■ RECORD SET
┄┄┄┄┄┄

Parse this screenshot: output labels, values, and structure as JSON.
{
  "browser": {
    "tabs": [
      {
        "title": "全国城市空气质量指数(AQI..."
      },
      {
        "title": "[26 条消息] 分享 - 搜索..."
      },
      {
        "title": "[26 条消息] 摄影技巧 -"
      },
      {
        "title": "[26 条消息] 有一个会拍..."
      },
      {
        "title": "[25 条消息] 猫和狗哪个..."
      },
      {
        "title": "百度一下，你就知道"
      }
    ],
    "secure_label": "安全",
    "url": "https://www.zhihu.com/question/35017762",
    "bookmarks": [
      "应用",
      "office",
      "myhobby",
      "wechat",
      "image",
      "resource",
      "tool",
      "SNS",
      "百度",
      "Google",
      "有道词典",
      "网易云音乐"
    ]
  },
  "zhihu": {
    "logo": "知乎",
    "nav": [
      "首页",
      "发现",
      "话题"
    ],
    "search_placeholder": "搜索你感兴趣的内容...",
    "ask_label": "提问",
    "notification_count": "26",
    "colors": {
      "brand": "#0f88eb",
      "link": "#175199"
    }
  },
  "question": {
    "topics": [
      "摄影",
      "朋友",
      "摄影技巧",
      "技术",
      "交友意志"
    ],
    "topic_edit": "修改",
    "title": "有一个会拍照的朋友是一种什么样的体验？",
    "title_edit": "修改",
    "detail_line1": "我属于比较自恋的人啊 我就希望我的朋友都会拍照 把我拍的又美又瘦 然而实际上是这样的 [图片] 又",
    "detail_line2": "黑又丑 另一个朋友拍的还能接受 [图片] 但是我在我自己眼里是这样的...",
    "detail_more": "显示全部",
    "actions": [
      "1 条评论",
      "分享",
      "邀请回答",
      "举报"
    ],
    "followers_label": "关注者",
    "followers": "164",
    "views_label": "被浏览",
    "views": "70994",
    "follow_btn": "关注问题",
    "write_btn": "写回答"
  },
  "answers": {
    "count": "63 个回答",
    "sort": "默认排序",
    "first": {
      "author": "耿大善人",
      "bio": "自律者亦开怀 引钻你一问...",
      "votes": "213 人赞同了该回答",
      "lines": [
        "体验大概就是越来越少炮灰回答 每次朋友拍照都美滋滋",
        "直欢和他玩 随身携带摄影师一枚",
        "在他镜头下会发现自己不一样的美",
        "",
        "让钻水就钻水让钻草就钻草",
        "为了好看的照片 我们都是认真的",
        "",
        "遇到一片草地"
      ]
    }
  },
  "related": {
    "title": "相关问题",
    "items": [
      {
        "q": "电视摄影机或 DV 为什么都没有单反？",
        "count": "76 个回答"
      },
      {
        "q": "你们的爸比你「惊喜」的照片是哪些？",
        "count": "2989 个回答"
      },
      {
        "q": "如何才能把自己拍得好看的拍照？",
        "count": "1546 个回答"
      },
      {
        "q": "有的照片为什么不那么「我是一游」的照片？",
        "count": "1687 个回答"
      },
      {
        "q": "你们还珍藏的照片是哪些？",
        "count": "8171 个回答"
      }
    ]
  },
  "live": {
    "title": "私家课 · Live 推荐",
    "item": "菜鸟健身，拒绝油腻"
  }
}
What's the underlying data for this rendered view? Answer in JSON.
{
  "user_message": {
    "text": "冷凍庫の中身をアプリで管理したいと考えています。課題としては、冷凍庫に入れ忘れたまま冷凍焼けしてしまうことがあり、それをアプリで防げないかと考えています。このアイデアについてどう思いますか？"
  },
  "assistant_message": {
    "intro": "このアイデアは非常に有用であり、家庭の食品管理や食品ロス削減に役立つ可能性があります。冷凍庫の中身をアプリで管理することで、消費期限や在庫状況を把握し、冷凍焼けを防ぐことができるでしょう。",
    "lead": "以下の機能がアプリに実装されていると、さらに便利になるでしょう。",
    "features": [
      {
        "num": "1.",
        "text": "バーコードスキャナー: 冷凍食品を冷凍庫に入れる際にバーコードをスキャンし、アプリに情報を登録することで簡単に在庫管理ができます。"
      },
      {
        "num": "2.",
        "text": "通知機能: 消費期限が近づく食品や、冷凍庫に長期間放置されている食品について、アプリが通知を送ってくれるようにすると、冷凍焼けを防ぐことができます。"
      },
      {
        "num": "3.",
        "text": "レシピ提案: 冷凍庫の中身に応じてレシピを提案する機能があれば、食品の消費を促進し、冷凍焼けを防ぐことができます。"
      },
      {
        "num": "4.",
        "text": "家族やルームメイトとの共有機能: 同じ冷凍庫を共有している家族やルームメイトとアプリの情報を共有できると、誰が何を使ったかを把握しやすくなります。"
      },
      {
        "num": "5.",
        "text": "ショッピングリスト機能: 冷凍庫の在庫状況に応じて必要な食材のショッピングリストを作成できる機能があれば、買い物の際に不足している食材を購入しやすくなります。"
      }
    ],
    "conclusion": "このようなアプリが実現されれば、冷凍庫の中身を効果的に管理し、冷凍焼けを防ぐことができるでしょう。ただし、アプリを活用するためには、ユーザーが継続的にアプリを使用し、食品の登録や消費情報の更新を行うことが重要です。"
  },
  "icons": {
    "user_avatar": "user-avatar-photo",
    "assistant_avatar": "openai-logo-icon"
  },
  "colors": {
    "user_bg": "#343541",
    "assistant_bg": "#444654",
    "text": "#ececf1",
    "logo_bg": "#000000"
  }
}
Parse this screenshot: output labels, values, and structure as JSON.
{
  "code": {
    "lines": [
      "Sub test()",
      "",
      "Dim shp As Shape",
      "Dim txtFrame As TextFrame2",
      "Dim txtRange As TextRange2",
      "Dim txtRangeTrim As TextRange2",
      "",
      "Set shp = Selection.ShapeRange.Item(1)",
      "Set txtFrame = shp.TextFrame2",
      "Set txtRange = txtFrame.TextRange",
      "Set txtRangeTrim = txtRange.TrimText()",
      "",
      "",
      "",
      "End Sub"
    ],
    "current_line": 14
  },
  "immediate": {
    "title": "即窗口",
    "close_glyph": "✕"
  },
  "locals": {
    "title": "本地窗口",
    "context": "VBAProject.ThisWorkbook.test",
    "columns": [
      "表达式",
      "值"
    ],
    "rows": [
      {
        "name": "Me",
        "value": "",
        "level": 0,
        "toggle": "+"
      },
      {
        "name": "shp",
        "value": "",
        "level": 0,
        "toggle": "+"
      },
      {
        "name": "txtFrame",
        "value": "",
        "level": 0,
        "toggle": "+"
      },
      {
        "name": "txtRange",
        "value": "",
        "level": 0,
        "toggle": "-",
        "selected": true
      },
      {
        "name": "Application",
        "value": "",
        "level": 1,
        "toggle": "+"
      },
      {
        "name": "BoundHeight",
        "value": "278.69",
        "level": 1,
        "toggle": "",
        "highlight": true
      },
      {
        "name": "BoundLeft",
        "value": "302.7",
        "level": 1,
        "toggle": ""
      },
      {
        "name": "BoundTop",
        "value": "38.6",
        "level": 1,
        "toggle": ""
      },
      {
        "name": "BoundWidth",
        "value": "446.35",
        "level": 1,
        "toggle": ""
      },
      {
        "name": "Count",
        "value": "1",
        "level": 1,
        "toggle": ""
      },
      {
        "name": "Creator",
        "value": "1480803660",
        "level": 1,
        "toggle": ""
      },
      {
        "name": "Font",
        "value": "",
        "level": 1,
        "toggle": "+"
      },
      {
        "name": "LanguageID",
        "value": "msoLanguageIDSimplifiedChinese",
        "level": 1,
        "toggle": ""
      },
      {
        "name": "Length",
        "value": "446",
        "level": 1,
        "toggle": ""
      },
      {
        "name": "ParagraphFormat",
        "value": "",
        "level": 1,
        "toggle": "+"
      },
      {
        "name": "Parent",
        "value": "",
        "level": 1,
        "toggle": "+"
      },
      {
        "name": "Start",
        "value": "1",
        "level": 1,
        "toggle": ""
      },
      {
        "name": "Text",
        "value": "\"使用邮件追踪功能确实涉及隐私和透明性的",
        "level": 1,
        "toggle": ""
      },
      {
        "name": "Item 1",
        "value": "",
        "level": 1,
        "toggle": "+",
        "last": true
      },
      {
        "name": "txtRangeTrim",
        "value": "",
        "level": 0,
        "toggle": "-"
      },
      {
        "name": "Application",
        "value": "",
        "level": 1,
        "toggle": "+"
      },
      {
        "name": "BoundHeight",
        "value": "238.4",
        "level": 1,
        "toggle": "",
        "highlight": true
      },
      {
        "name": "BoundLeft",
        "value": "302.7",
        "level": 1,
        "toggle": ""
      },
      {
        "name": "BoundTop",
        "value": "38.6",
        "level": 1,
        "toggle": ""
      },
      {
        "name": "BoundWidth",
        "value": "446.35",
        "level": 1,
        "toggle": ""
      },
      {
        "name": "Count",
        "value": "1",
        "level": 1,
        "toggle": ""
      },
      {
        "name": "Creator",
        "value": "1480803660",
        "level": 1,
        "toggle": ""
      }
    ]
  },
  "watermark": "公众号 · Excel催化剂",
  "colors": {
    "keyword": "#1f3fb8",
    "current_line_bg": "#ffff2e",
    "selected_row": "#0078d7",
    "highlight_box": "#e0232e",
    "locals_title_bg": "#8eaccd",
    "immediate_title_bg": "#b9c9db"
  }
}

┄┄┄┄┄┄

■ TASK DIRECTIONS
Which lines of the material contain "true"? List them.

■ OUTPUT FOR THIS TASK
        "selected": true
        "highlight": true
        "last": true
        "highlight": true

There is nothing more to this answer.